A leather-like material made of crab shells and coffee grounds
Called Tômtex, the biomaterial is created from shell seafood waste and coffee grounds, a sustainable alternative instead of faux and animal leather.
Uyen Tran, the designer of the material, grew up in the city of Da Nang, Vietnam, where a lot of leather is created. Widely used in various fields of design, the manufacturing process causes a lot of pollution.
Annually, 8 million tonnes of waste seafood shells and 18 million tonnes of coffee grounds are generated annually worldwide. Killing two, or rather three, birds with one stone, Tran developed a leather alternative made from seafood shells and coffee grounds.
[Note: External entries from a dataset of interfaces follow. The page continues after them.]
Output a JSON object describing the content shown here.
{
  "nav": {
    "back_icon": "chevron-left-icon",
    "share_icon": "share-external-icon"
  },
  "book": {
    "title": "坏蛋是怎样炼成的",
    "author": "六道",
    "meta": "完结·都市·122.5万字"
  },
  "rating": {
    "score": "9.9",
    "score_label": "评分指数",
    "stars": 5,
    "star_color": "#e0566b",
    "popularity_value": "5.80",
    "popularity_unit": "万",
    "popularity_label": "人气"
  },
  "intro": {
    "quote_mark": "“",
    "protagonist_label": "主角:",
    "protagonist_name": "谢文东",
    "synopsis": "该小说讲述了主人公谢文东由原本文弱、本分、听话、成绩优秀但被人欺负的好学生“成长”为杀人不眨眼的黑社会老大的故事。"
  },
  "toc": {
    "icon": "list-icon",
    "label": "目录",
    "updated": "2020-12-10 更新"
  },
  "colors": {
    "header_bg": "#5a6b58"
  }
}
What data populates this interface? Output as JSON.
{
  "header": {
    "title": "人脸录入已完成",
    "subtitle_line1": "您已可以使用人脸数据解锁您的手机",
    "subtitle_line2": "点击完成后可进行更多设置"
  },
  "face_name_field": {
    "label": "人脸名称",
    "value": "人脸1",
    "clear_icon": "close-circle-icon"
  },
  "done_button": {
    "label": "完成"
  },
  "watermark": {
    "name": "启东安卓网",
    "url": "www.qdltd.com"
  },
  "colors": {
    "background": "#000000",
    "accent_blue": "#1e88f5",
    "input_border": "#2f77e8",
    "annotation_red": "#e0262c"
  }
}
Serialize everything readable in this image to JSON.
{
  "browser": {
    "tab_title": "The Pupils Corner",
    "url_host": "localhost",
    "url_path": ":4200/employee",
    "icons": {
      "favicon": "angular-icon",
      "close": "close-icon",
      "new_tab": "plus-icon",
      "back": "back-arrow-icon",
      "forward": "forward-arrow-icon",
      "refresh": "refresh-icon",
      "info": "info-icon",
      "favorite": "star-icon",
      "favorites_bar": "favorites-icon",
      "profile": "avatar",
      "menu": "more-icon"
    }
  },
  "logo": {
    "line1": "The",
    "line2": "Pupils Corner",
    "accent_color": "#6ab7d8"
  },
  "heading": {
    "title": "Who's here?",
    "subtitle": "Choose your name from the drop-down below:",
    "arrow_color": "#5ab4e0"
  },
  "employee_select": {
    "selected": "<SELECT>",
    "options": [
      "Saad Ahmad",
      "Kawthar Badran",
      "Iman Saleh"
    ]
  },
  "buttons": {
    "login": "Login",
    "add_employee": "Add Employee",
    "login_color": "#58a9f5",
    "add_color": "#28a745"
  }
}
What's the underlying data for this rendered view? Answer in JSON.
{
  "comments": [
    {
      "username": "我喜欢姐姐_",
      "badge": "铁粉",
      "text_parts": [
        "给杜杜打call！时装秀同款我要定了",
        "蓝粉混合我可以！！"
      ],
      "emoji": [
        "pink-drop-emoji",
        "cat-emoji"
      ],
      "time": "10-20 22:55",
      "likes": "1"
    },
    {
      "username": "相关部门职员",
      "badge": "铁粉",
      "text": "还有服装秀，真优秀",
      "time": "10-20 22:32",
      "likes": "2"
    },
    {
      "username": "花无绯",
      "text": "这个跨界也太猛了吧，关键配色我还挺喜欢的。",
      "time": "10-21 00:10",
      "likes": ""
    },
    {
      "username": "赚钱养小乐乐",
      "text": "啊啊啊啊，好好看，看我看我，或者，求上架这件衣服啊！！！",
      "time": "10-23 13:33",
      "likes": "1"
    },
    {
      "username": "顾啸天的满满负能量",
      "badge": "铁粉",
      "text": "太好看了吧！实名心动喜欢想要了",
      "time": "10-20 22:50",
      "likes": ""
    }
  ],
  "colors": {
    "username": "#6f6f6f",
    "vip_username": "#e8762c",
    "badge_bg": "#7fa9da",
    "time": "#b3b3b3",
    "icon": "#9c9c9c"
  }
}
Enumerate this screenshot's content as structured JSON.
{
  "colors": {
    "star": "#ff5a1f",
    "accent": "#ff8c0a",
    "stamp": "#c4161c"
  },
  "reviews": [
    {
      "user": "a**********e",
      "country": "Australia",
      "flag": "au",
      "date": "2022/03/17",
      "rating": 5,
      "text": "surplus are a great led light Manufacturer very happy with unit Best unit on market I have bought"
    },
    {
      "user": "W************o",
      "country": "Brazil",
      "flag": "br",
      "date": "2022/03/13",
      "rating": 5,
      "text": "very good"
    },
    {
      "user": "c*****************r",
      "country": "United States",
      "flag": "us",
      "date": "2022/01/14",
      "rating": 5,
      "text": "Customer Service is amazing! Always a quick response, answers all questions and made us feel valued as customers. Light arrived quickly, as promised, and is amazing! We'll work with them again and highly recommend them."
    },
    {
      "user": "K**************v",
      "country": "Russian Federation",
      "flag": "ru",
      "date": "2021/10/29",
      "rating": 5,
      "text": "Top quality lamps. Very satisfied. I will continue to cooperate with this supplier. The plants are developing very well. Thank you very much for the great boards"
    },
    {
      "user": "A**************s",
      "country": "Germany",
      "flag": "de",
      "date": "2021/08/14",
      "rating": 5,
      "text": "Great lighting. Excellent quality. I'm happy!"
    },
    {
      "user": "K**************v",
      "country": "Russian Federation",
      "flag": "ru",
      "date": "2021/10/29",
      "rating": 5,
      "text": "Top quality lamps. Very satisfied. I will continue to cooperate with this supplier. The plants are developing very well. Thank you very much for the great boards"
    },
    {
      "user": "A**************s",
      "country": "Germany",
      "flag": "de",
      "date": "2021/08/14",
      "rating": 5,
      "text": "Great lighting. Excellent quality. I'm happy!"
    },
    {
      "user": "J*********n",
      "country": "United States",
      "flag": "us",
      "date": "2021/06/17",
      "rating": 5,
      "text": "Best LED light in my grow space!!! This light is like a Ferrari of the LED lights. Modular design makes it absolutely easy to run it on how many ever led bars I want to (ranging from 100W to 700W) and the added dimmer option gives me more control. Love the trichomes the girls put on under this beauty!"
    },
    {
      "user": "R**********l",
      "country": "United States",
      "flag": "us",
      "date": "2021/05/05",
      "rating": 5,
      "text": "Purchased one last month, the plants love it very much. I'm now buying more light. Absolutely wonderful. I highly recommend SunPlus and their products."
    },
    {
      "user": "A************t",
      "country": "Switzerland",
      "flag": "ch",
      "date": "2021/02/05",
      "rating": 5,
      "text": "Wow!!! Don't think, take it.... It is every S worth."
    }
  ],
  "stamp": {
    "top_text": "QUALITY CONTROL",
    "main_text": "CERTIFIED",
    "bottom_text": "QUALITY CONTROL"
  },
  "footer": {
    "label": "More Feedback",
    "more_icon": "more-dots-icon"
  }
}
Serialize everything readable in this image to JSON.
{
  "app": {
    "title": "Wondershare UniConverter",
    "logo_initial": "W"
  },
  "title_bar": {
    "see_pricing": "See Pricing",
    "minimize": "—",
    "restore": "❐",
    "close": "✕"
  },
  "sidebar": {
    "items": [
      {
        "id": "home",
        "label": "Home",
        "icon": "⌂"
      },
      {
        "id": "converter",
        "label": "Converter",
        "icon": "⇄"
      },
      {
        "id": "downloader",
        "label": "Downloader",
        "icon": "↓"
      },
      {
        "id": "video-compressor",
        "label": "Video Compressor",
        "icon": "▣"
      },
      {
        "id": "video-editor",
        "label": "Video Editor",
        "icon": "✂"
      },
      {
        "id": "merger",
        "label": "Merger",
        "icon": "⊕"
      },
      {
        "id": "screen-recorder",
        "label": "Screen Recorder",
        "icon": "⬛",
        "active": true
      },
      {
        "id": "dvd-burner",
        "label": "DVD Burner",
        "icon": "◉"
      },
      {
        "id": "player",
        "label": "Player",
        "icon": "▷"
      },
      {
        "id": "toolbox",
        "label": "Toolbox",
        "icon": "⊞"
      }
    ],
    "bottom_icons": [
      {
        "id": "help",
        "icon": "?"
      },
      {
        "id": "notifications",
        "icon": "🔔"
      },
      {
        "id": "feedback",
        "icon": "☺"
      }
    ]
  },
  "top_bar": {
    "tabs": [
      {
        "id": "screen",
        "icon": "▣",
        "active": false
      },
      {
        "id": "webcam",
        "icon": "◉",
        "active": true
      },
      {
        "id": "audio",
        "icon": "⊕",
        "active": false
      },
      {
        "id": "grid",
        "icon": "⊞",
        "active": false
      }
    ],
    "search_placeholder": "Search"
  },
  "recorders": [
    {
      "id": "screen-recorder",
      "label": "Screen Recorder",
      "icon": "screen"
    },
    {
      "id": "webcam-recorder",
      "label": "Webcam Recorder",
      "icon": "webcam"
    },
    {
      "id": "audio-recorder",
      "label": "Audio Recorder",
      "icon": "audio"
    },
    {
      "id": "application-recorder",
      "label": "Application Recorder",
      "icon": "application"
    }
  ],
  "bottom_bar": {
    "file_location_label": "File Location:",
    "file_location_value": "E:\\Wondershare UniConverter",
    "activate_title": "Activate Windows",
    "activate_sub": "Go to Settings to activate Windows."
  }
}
The material is poured in a mould and air-dried for two days to create a leather-like material. The moulds are hand-crafted from clay or 3D printed to create various effects, like that of crocodile or snakeskin leather, but also other patterns.
The material can be customised to be either leather-like, rubber-like or plastic-like by adjusting the formula and the way of production. The resulting material is naturally water-resistant, a feature that can be enhanced by adding a coating of beeswax on top. Finally, it is 100% compostable and natural biodegradable.
Photos: Uyen Tran